Subsequently, decades of labour saw the spectacular rise of B Thornber and Sons and when he retired in 1883 at the age of 83, Benjamin was wealthy enough in 1884 to give £500 towards the new Victoria Hospital, Burnley. It is extraordinary to note that at the height of B Thornber and Sons’ fortunes, the ‘vast spinning and weaving complex’ was said to be the largest of its kind in the world with 100,000 spindles and 2,600 looms.

Benjamin died on 22 March 1885 and was buried in the village of Gisburn where he had been christened. The road was full of workers and such was the respect and affection of the mourners that the carriage procession stretched from the church back up to Cold Weather Hill. The 12 ft. granite monument (see image above) erected in his memory no longer stands in the churchyard, however the plinth remains behind the church beside the back wall. (See image above)

Holmes Mill in Clitheroe, now a hospitality complex, was formerly a weaving mill run by James, grandson of Benjamin Thornber, who relocated his business back over Pendle Hill in 1906. The Thornber cotton dynasty of six generations finally came to an end when his descendant James Thornber relinquished Holmes Mill in 2010.

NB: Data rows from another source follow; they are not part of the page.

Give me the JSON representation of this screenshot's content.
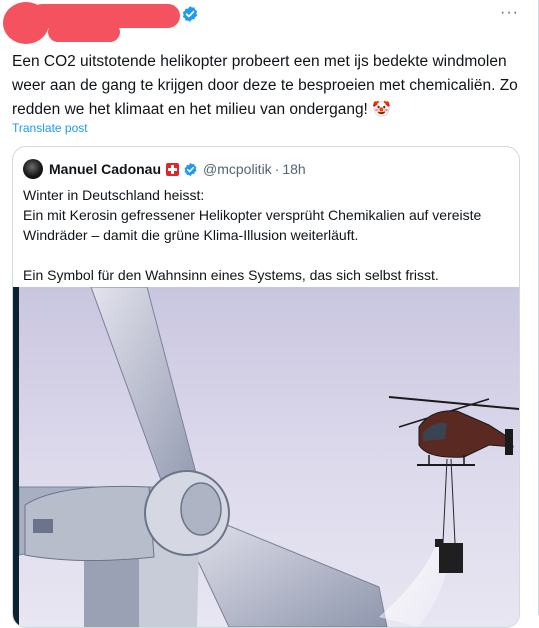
{
  "tweet": {
    "text": "Een CO2 uitstotende helikopter probeert een met ijs bedekte windmolen weer aan de gang te krijgen door deze te besproeien met chemicaliën. Zo redden we het klimaat en het milieu van ondergang!",
    "emoji": "🤡",
    "translate_label": "Translate post",
    "more_label": "···"
  },
  "quote": {
    "author_name": "Manuel Cadonau",
    "handle": "@mcpolitik",
    "separator": "·",
    "time": "18h",
    "line1": "Winter in Deutschland heisst:",
    "line2": "Ein mit Kerosin gefressener Helikopter versprüht Chemikalien auf vereiste Windräder – damit die grüne Klima-Illusion weiterläuft.",
    "line3": "Ein Symbol für den Wahnsinn eines Systems, das sich selbst frisst."
  },
  "colors": {
    "link_blue": "#1d9bf0",
    "redaction_red": "#f4525f",
    "swiss_flag_red": "#e0262b"
  },
  "icons": [
    "verified-badge-icon",
    "more-options-icon",
    "swiss-flag-icon",
    "avatar"
  ]
}
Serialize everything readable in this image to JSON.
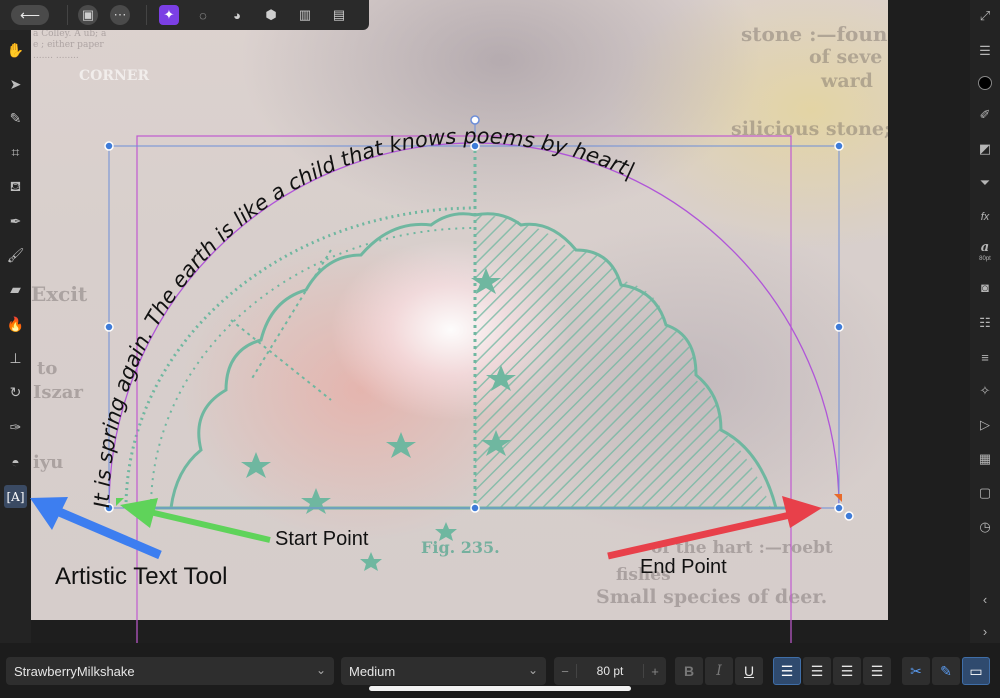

Source: The biographical information about Benjamin is taken from the book ‘A Lancashire Family Inheritance’ by Frank Thistlethwaite, Cambridge 1966, which offers a detailed and fascinating account of the Thornber family.